Details of the Acquisition
Thinkful’s acquisition of Bloc was announced on April 9. In a news release, Thinkful emphasized that the deal will enable both companies to accelerate the development of new programs with the aim of delivering top talent to employers everywhere. Thinkful’s CEO Darrell Silver emphasizes, “It’s very hard to build flexible, technical career education that works. Bloc’s done it, as has Thinkful. The best minds in flexible career education now work here, and we’re thrilled to get to work for students.” Bloc’s CEO, Clint Schmidt agrees: “The combined team and programs are a perfect fit with Bloc, and the combined company will be exceptionally well-positioned to support students who are eager to change or accelerate their careers.”
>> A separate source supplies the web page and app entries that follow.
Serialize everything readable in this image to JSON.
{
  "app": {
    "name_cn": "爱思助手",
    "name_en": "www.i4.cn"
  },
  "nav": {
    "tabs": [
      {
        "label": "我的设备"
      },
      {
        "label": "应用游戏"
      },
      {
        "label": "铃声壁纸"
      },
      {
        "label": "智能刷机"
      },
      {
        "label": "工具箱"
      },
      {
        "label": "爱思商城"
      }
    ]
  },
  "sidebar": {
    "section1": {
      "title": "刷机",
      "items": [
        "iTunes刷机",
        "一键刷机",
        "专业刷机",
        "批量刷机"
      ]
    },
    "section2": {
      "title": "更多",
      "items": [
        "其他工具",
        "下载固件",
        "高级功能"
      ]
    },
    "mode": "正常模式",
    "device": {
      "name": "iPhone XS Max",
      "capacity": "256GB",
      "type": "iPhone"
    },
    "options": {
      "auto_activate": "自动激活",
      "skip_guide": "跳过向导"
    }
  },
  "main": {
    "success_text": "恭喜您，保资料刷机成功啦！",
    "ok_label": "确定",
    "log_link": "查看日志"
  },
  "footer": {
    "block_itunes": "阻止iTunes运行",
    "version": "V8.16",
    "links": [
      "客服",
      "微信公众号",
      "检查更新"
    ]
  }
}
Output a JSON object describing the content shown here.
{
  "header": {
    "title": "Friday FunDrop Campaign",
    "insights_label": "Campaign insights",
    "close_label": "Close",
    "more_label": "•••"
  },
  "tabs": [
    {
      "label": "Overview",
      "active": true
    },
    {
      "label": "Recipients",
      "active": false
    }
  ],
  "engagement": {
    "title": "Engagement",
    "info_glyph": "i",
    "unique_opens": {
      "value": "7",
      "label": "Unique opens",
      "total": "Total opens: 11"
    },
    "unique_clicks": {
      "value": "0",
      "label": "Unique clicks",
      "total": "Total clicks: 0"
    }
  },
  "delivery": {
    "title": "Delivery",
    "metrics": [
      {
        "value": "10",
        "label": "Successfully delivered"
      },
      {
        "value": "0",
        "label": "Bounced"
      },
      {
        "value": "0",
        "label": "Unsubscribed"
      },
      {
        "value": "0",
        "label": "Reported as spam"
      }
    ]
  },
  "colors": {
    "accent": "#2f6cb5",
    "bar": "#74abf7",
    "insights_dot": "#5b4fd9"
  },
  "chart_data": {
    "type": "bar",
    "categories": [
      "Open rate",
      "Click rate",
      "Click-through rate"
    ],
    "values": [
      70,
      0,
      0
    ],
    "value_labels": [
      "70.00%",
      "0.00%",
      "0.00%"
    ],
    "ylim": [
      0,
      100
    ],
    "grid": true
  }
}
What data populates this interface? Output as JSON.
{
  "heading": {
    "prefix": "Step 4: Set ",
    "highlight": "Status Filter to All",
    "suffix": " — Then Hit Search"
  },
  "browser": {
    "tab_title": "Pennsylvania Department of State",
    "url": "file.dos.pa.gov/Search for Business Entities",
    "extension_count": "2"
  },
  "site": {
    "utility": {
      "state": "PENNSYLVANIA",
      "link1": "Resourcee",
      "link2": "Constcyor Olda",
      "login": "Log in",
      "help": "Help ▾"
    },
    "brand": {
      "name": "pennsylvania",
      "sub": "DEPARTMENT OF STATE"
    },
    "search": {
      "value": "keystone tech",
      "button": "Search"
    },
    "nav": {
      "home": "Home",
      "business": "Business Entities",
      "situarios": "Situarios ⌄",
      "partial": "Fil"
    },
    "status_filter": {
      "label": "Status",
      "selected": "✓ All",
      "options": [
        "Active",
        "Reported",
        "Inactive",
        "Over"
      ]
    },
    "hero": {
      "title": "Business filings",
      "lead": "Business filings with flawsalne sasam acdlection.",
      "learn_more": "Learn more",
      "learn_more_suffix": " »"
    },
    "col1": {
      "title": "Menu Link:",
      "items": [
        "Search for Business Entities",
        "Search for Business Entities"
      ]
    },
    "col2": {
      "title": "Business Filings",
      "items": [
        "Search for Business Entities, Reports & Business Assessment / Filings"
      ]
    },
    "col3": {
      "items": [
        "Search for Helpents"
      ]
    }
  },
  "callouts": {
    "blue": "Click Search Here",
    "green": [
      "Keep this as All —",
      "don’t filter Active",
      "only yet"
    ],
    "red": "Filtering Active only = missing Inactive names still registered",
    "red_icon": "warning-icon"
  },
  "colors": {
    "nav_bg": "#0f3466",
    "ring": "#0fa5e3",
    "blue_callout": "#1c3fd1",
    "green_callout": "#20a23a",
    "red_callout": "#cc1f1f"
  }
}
The news release issued last week paints the move as a friendly acquisition. Indeed, the deal is described as a way to enable “both companies to accelerate development of new programs, provide the industry’s best flexible, technical career acceleration and deliver top talent to employers everywhere.” On the Thinkful website, the company’s CEOs are even more explicit about their immediate plans: “In the coming months, we’ll accelerate new program development under both brands, create more high-growth careers for students with unique employer partnerships, and reach aspirational adults everywhere with hybrid education. We’ll also continue growing every existing program.”
Despite such reassurances, it is still unclear what is next for Bloc. A LinkedIn search reveals that several key players at Bloc have recently taken new positions or announced that they are searching for new positions. This seems to suggest that with the acquisition, Bloc will eventually become a west coast arm of Thinkful and operate fully under the Thinkful brand and leadership team.
What This Means for the Coding Academy Industry
Given that Thinkful’s acquisition of Bloc is, in fact, the third acquisition the school has made in recent months (in November, Thinkful announced its acquisition of The Viking School and Odin Project), it seems safe to conclude that Thinkful is working hard to position itself as an even bigger player in the coding school market and particularly the online coding school market. Here, it is important to bear in mind that like Bloc, both The Viking School and Odin Project focused on providing tech training online rather than in on-premise programs. Whether the school can grow enough to surpass its major competitors, including General Assembly and the Flatiron School (recently acquired by WeWork), is yet to be seen.